Ultrasound is along the same lines as Radiology. Technical skills are needed for operating medical equipment and being able to get the correct images. “Basic skills for diagnostic medical sonographers include solid technical skills for operating the equipment and getting usable images” (Special Skills Needed to Work as an Ultrasonographer, Elizabeth Layne). The quote implies that by using these images, it’s able to be determined what the patients health status is. Essential skills required are also communication and physical skills. As communication skills were mentioned in the paragraph beforehand, I’ll go more in depth about the physical skills required. These skills include standing for an extended period of time and being able to move a patient if need be. Of course being able to determine what the scan means is the most important skill of all so it requires the correct knowledge to do so. “Dr. Cherniak, an emergency medicine specialist from Canada, said he would upload the scan that evening so an ultrasound specialist in Toronto could double-check the diagnosis: early-stage pneumonia” (In African Villages, The Phones Become Ultrasound Scanners, Donald G. McNeil Jr.). The quote explained an example of a way ultrasound technicians need to be able to diagnose and understand the images taken.

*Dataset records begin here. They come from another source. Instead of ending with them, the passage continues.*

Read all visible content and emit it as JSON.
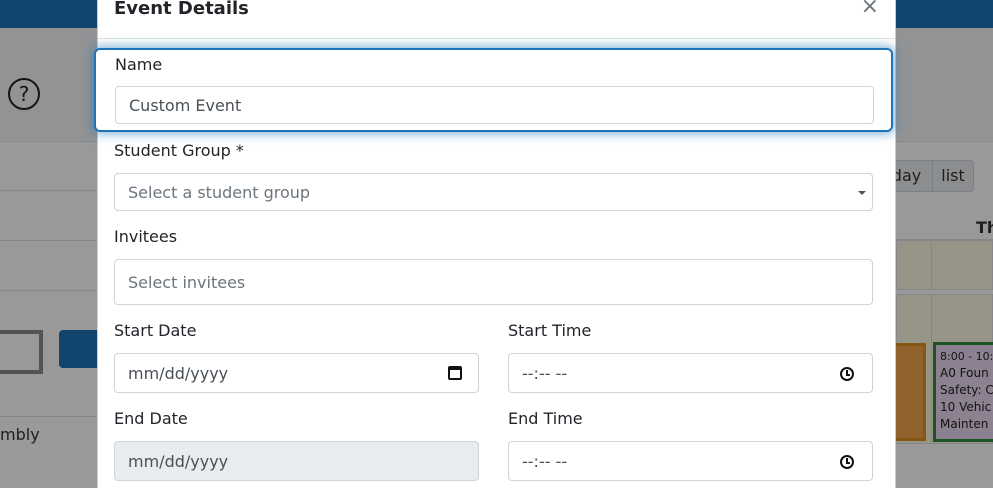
{
  "background": {
    "help_icon": "?",
    "partial_text": "mbly",
    "calendar": {
      "day_button": "day",
      "list_button": "list",
      "column_header": "Th",
      "event_text": [
        "8:00 - 10:0",
        "A0 Foun",
        "Safety: C",
        "10 Vehic",
        "Mainten"
      ]
    }
  },
  "modal": {
    "title": "Event Details",
    "close_icon": "×",
    "name": {
      "label": "Name",
      "value": "Custom Event"
    },
    "student_group": {
      "label": "Student Group *",
      "placeholder": "Select a student group"
    },
    "invitees": {
      "label": "Invitees",
      "placeholder": "Select invitees"
    },
    "start_date": {
      "label": "Start Date",
      "placeholder": "mm/dd/yyyy"
    },
    "start_time": {
      "label": "Start Time",
      "placeholder": "--:-- --"
    },
    "end_date": {
      "label": "End Date",
      "placeholder": "mm/dd/yyyy"
    },
    "end_time": {
      "label": "End Time",
      "placeholder": "--:-- --"
    }
  },
  "colors": {
    "primary": "#1f74b8",
    "event_orange": "#f0a44b",
    "event_green_border": "#2e8b3d"
  }
}
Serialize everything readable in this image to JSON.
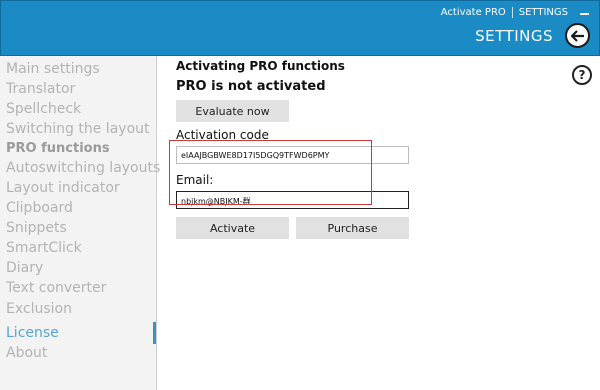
{
  "header": {
    "activate_pro": "Activate PRO",
    "settings_link": "SETTINGS",
    "title": "SETTINGS",
    "back_icon": "arrow-left-icon",
    "minimize_icon": "minimize-icon"
  },
  "sidebar": {
    "items": [
      {
        "label": "Main settings"
      },
      {
        "label": "Translator"
      },
      {
        "label": "Spellcheck"
      },
      {
        "label": "Switching the layout"
      },
      {
        "label": "PRO functions"
      },
      {
        "label": "Autoswitching layouts"
      },
      {
        "label": "Layout indicator"
      },
      {
        "label": "Clipboard"
      },
      {
        "label": "Snippets"
      },
      {
        "label": "SmartClick"
      },
      {
        "label": "Diary"
      },
      {
        "label": "Text converter"
      },
      {
        "label": "Exclusion"
      },
      {
        "label": "License"
      },
      {
        "label": "About"
      }
    ],
    "active_index": 13
  },
  "main": {
    "heading": "Activating PRO functions",
    "status": "PRO is not activated",
    "help_icon": "help-icon",
    "help_label": "?",
    "evaluate_label": "Evaluate now",
    "activation_code_label": "Activation code",
    "activation_code_value": "eIAAJBGBWE8D17I5DGQ9TFWD6PMY",
    "email_label": "Email:",
    "email_value": "nbjkm@NBJKM-群",
    "activate_label": "Activate",
    "purchase_label": "Purchase"
  },
  "colors": {
    "header": "#1a8bc4",
    "active_item": "#59a4d0",
    "highlight_border": "#c93b3b"
  }
}
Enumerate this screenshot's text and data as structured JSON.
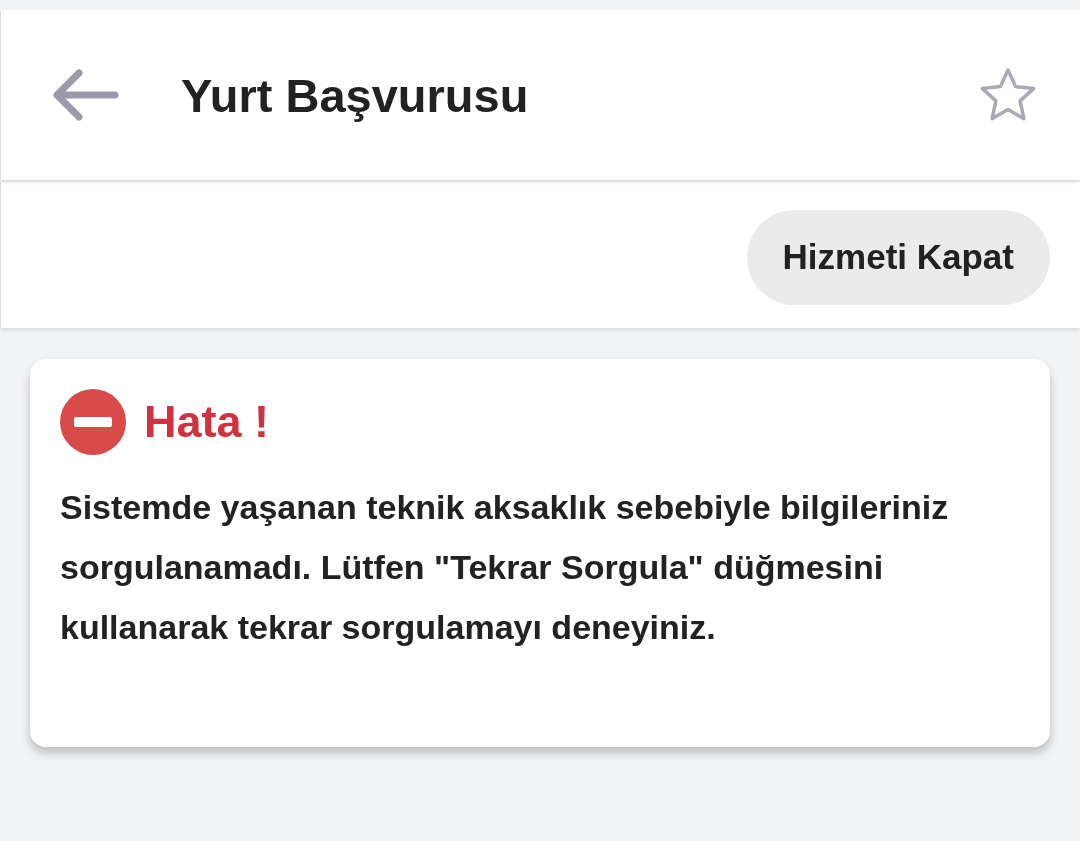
{
  "header": {
    "title": "Yurt Başvurusu",
    "favorite": false
  },
  "action_button": {
    "label": "Hizmeti Kapat"
  },
  "error": {
    "title": "Hata !",
    "message": "Sistemde yaşanan teknik aksaklık sebebiyle bilgileriniz sorgulanamadı. Lütfen \"Tekrar Sorgula\" düğmesini kullanarak tekrar sorgulamayı deneyiniz."
  }
}
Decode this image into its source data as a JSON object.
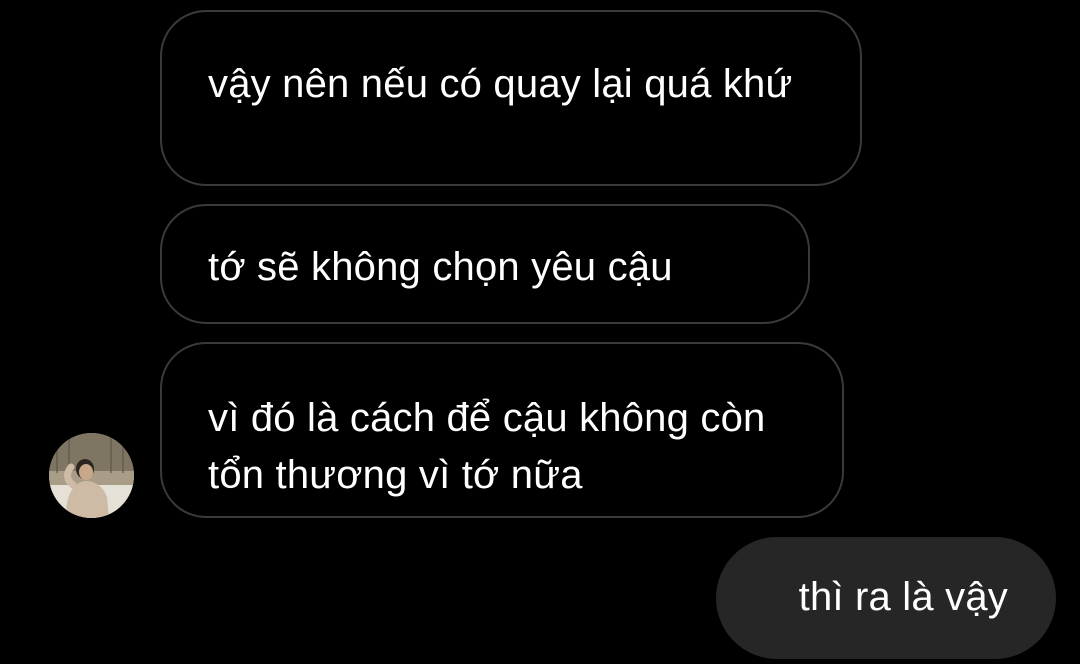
{
  "thread": {
    "messages": [
      {
        "sender": "other",
        "text": "vậy nên nếu có quay lại quá khứ"
      },
      {
        "sender": "other",
        "text": "tớ sẽ không chọn yêu cậu"
      },
      {
        "sender": "other",
        "text": "vì đó là cách để cậu không còn tổn thương vì tớ nữa"
      },
      {
        "sender": "me",
        "text": "thì ra là vậy"
      }
    ]
  },
  "colors": {
    "background": "#000000",
    "incoming_border": "#3a3a3a",
    "outgoing_bubble": "#262626",
    "text": "#ffffff"
  },
  "icons": {
    "avatar": "contact-avatar-photo"
  }
}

Both of these occupations are quite similar in that they each deal with medical imaging techniques and patient care. There’s not much that’s different about them when in description except the education and training needs, since they require two separate programs. One program is for Radiology and one is for Sonography. When I compare both of these jobs, I’m easily able to figure out which career path I want to continue with. Radiology seems like the greater, widespread type of job, having the variety in medical imaging I’d prefer. Since figuring out what I’d like to continue for my career, I’ve done everything I can so far to reach that goal of a Radiology Technology occupation. I’ve enrolled myself in general courses for my first semester of college, and once my two years are completed and my associates degree is obtained, I plan on applying to the radiology program at Shore Memorial Hospital which is one of the various requirements needed.